Another reminder that if you want perfect security or privacy online you shouldn’t expect every single bell and whistle of tech-enabled convenience to be handily on tap.
End-to-end encrypted messaging app WhatsApp has been shown leaking metadata as users type URLs within chats, in a way that could — at least in theory — offer a route for a sophisticated adversary to obtain a user’s IP address.
The behavior is almost certainly a result of a convenience feature the messaging app offers its mainstream user base by serving up a preview of URLs within chats as they type. To be clear, no actual message data is leaking here. Chats are still e2e encrypted. WhatsApp is still a secure messaging option for mainstream users.
But in some instances the app could also leak the user agent and Android version as well as the IP address metadata, via this route. This is according to third party developer, @mulander, who identified and flagged the issue via Twitter. He’s also posted a short summary of findings on Hacker News.
Mulander says he came across the behavior because he self-hosts his email and blog, and noticed WhatsApp’s GET requests coming in, character by character, while he was looking at his web serving software logs.
Others joining the discussion on Twitter said they were able to replicate the behavior.
“The information the application is currently leaking is: the IP address, Android version and WhatsApp version of the phone the person entering the URL uses, the exact URL being typed in and the exact time each keystroke happens,” Mulander told us.
“It’s not possible for [WhatsApp] to obtain the preview and not leak the IP address of the requester (and it’s good that they don’t do the request on behalf of the user as that would mean they get to know the content of the message which is not the case).”
But he suggests WhatsApp could stutter these GET requests to obscure (if slightly) the moment when a user is typing a URL. Rather than fetch it character by character in real-time, which does leak typing cadence and, potentially, other unintended information — say, a second URL or some words mistakenly entered after the first URL without being separated by a space.
He also argues WhatsApp could disable website previews by default — though a mainstream app cannot realistically function by shielding convenience-focused features from its users, given that, as a general rule, those users are unlikely to be able to ferret out such functions on their own; ergo, they need (and expect) convenience served up for them.
And it is, after all, WhatsApp’s convenience that has helped make e2e encryption messaging accessible for so many mainstream app users. Which is a good thing. However the Facebook-owned messaging app does not currently offer any way to disable the website previews function within WhatsApp — and that does seem a shame.
If it did offer an option, users with specific concerns — or a very high threat level — could at least choose to close off the risk of metadata leakage via a typed URL route.
In the absence of such an option, I guess a manual workaround is not to type URLs into your WhatsApp chats. Or to use an alternative (e2e) messaging app that doesn’t serve website previews when you want to send URLs to contacts.
For instance, the Signal messaging app, whose end-to-end encrypted protocol WhatsApp also uses, does not leak metadata because it does not fetch URL previews.

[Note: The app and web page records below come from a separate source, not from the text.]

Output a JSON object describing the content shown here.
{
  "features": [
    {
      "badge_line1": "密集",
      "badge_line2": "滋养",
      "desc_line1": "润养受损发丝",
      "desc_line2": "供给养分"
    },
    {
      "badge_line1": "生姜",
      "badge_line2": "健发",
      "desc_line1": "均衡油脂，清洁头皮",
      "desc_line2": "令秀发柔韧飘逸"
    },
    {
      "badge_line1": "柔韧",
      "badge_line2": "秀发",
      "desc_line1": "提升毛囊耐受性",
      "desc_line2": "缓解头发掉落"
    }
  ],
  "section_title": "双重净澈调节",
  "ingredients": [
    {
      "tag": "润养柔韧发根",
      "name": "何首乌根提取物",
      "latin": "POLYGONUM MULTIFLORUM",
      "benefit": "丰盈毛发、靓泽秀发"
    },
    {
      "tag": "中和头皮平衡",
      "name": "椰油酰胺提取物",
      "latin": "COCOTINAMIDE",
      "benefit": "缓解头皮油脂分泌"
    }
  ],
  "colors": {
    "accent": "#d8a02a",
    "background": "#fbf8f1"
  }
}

This too is expected behavior for that other messaging app given Signal’s fuller focus on security over mainstream convenience. (And Signal’s user base is also nowhere near the size of WhatsApp’s.)
Point is: Security choices are like horses for courses.
“Please note that I don’t consider this a high security flaw,” emphasizes Mulander of WhatsApp’s GET requests. “Yes they are leaking information but encryption is NOT broken in their software.
“The information leak is a side channel that a very sophisticated adversary could use to connect metadata and gain additional information on the conversation but the clear text message is not transmitted over the Internet.”
We reached out to WhatsApp for comment on the issue but at the time of writing the company had not responded.
Weighing in via Twitter, software engineer Alec Muffett, who implemented the e2e crypto for Facebook’s private chats feature when he worked at WhatsApp’s parent company, is largely dismissive…
Though others in the infosec space agree a ‘no preview’ option would at least be a nice-to-have in WhatsApp…
tl;dr, a little more privacy-minded obfuscation and user choice would, arguably, be nice from WhatsApp — and, if implemented well, should not risk overcomplicating its usability.
But the primary issue being flagged up is the perennial tug-of-war between security and convenience. Bottom line: People need to select the appropriate security tool for their threat level.
While those with specific concerns over digital privacy (say, focused on IP addresses being used for tracking/ad targeting) may need to be prepared to give up more tech-enabled convenience than others.
The other issue being underlined here is the need for complex technologies to be better articulated by the industry as a whole — to help users understand their relative risk. And to avoid intended trade-offs/design decisions being misconstrued as something more sinister. Or security to be conflated with privacy.